#### [PROBLEM]
Every line of the data that includes "screenshot" should be copied out.
══════════
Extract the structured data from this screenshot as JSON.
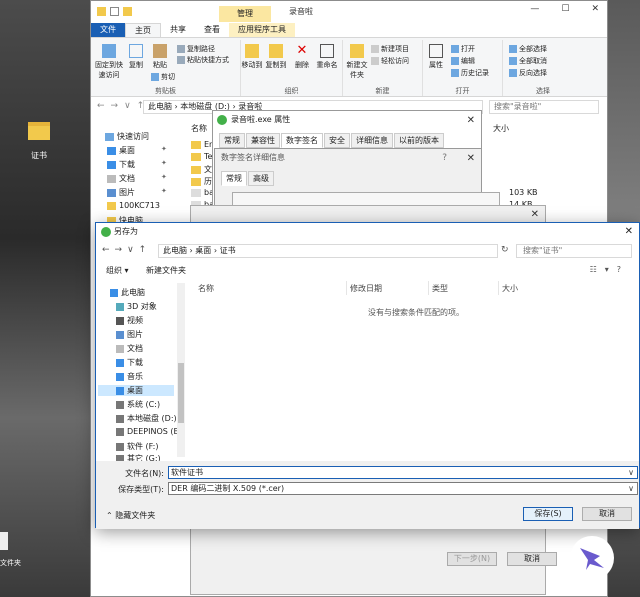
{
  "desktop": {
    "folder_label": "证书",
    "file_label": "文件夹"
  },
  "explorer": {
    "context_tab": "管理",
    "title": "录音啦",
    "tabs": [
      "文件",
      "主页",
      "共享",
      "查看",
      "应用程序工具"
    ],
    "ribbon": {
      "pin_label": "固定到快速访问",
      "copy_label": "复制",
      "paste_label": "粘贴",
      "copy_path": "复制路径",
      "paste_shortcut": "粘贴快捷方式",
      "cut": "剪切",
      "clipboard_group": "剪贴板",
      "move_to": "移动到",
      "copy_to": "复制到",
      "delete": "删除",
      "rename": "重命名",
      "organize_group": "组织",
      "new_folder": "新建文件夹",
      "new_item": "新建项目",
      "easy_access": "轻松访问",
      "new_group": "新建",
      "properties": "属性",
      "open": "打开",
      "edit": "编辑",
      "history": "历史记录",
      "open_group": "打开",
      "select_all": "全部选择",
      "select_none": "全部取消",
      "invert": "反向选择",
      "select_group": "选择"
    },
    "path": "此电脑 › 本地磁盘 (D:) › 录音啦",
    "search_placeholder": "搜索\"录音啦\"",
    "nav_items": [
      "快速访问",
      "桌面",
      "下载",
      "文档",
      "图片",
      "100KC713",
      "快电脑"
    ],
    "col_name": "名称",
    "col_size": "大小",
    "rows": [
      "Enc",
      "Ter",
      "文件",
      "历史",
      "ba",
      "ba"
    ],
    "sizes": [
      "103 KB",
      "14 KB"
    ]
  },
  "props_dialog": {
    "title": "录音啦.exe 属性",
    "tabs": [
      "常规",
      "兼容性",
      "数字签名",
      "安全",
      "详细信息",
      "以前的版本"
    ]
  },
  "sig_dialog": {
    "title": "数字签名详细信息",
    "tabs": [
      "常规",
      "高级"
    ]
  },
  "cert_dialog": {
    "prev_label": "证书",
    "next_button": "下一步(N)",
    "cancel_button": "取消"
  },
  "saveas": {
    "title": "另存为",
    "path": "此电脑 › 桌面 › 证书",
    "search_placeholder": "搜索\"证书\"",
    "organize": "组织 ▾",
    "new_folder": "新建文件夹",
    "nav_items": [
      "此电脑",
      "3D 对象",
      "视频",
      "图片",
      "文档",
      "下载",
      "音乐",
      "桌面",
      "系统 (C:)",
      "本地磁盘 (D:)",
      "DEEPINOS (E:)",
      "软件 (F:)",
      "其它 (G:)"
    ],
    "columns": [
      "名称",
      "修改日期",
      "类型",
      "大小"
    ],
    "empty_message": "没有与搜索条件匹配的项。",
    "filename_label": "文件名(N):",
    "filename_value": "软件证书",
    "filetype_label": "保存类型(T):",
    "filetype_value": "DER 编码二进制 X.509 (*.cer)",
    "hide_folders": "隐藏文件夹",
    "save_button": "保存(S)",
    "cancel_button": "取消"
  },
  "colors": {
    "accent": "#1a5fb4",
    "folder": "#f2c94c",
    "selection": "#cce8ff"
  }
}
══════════
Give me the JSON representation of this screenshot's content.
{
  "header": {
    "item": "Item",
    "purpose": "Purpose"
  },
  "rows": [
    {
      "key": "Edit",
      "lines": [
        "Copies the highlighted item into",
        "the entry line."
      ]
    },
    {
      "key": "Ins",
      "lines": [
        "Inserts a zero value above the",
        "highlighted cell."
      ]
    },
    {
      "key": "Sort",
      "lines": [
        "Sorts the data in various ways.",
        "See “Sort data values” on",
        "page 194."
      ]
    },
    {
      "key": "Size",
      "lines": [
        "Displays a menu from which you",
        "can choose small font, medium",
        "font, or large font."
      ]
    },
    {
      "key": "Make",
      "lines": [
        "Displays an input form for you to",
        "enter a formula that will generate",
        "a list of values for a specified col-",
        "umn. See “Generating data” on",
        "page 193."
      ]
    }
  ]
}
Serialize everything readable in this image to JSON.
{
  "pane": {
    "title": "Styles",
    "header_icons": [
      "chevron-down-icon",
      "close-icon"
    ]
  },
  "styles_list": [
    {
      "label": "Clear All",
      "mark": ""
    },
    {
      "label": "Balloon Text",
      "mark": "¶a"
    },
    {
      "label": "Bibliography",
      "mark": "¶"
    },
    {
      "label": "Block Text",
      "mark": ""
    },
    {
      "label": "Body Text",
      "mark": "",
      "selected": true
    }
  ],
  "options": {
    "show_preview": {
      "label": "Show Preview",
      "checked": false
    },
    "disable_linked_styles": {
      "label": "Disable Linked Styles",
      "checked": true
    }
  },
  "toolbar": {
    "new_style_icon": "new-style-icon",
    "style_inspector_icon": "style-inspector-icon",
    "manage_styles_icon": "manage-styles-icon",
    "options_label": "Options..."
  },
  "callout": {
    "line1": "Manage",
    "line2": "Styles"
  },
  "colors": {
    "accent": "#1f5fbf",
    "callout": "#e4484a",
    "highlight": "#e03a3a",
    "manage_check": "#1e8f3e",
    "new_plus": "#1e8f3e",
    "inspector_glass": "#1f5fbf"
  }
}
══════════
#### [RESPONSE AREA]
Extract the structured data from this screenshot as JSON.
Give me the JSON representation of this screenshot's content.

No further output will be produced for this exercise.